It is still as raw, energetic and uncompromising as most Natural wines are, but strives for a more balanced, broader and richer expression on the palate. Perhaps it is the tension that exists between the two more commonly found modes on the camel's back that also draws us in. The comfort zone.

If you're going to ride a camel – where else would you possibly sit?

So when you come across the unusual, mesmerizing, sensorily transporting Natural wine camels that are emerging from dry and desolate lands – just let go. She will take you to the captivating and fertile new world that your soul has long begged for.

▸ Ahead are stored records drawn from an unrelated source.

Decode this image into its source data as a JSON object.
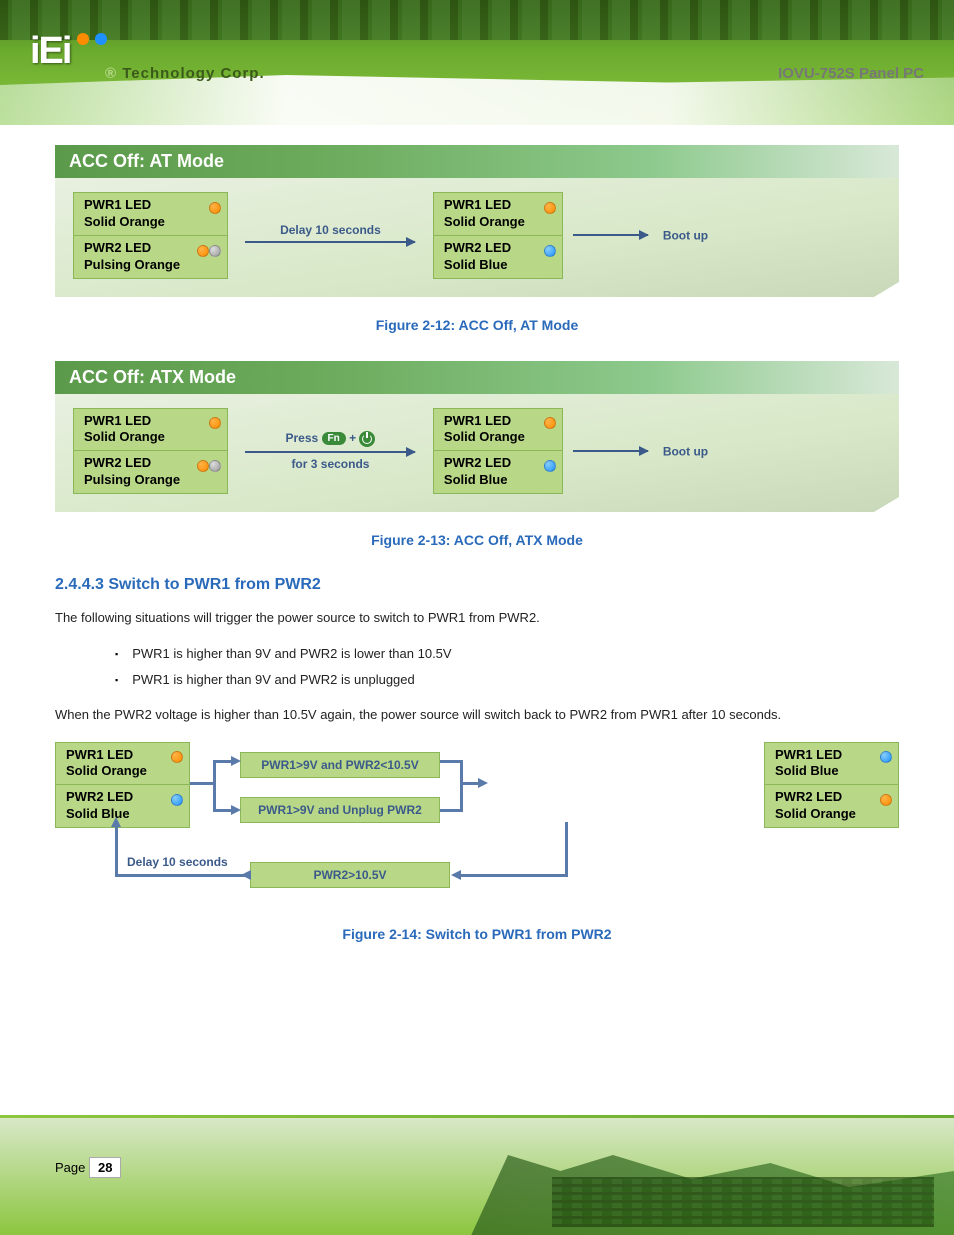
{
  "header": {
    "logo": "iEi",
    "tagline_r": "®",
    "tagline": "Technology Corp.",
    "title": "IOVU-752S Panel PC"
  },
  "diagram_at": {
    "title": "ACC Off: AT Mode",
    "left_top": "PWR1 LED\nSolid Orange",
    "left_bottom": "PWR2 LED\nPulsing Orange",
    "arrow_label": "Delay 10 seconds",
    "right_top": "PWR1 LED\nSolid Orange",
    "right_bottom": "PWR2 LED\nSolid Blue",
    "boot": "Boot up"
  },
  "caption_at": "Figure 2-12: ACC Off, AT Mode",
  "diagram_atx": {
    "title": "ACC Off: ATX Mode",
    "left_top": "PWR1 LED\nSolid Orange",
    "left_bottom": "PWR2 LED\nPulsing Orange",
    "press": "Press",
    "plus": "+",
    "for3": "for 3 seconds",
    "right_top": "PWR1 LED\nSolid Orange",
    "right_bottom": "PWR2 LED\nSolid Blue",
    "boot": "Boot up"
  },
  "caption_atx": "Figure 2-13: ACC Off, ATX Mode",
  "section_switch": {
    "heading": "2.4.4.3 Switch to PWR1 from PWR2",
    "para1": "The following situations will trigger the power source to switch to PWR1 from PWR2.",
    "bullets": [
      "PWR1 is higher than 9V and PWR2 is lower than 10.5V",
      "PWR1 is higher than 9V and PWR2 is unplugged"
    ],
    "para2": "When the PWR2 voltage is higher than 10.5V again, the power source will switch back to PWR2 from PWR1 after 10 seconds."
  },
  "switch_diagram": {
    "left_top": "PWR1 LED\nSolid Orange",
    "left_bottom": "PWR2 LED\nSolid Blue",
    "cond1": "PWR1>9V and PWR2<10.5V",
    "cond2": "PWR1>9V and Unplug PWR2",
    "right_top": "PWR1 LED\nSolid Blue",
    "right_bottom": "PWR2 LED\nSolid Orange",
    "delay": "Delay 10 seconds",
    "back_cond": "PWR2>10.5V"
  },
  "caption_switch": "Figure 2-14: Switch to PWR1 from PWR2",
  "footer": {
    "page_label": "Page 28",
    "page_num": "28"
  }
}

Don't try to grab the reins – there are none. And I beg you, Please do not try to pick up the camel and put it into a box. Cigarette companies have already done that – and look where that got them (I know… but after that).

It turns out that the camel- Natural wine analogy is humorously accurate in other ways.

When it comes to making Natural wine, Wikihow site suggests,

“While they may respond to the occasional tug or push, you shouldn't try to steer or direct them — they'll just be unhappy with it.”

When it comes to tasting Natural wine:

For her Blog: Expand Your Limits Just a Little Bit More, Diana writes:

“I was in two minds about my first experience of riding a camel. On the one hand, I’m (almost) always open to new experiences, especially those that involve a certain amount of action and adventure” and “On the other hand, most people I know who’ve actually ridden a camel haven’t exactly raved about the experience.”

Linda Smith of Tripelle.com, writes:

“First, let’s allay some of those rumors about camels and their “nasty” behavior. They do have different characters, some are friendly, some are aloof, and some are grumpy, but generally they are kind and obliging”

Blog: Journeybeyondtravel, writes:

“Riding a camel is one of the most uncomfortable experiences you can imagine. Now that that’s out of the way, I should also tell you that riding a camel is fantastically fun and bound to be one of your favorite memories “

Bedouin travel guides, Wadi Rum Nomads, writes:

“Some people think of camels as gentle, charming giants. Others call them desert demons. Either way they have got a great sense of humour. And appreciate serious love and attention”

Re: Pet-Nats,

Wadi Rum Nomads suggests

“Sometimes your camel likes to nibble, sneeze and occasionally blow a big bubble of foam. Therefore it is a good idea to always stand aside of your camel. This way you and your camel will be fine at all times. And you can enjoy your time with this beautiful creature.”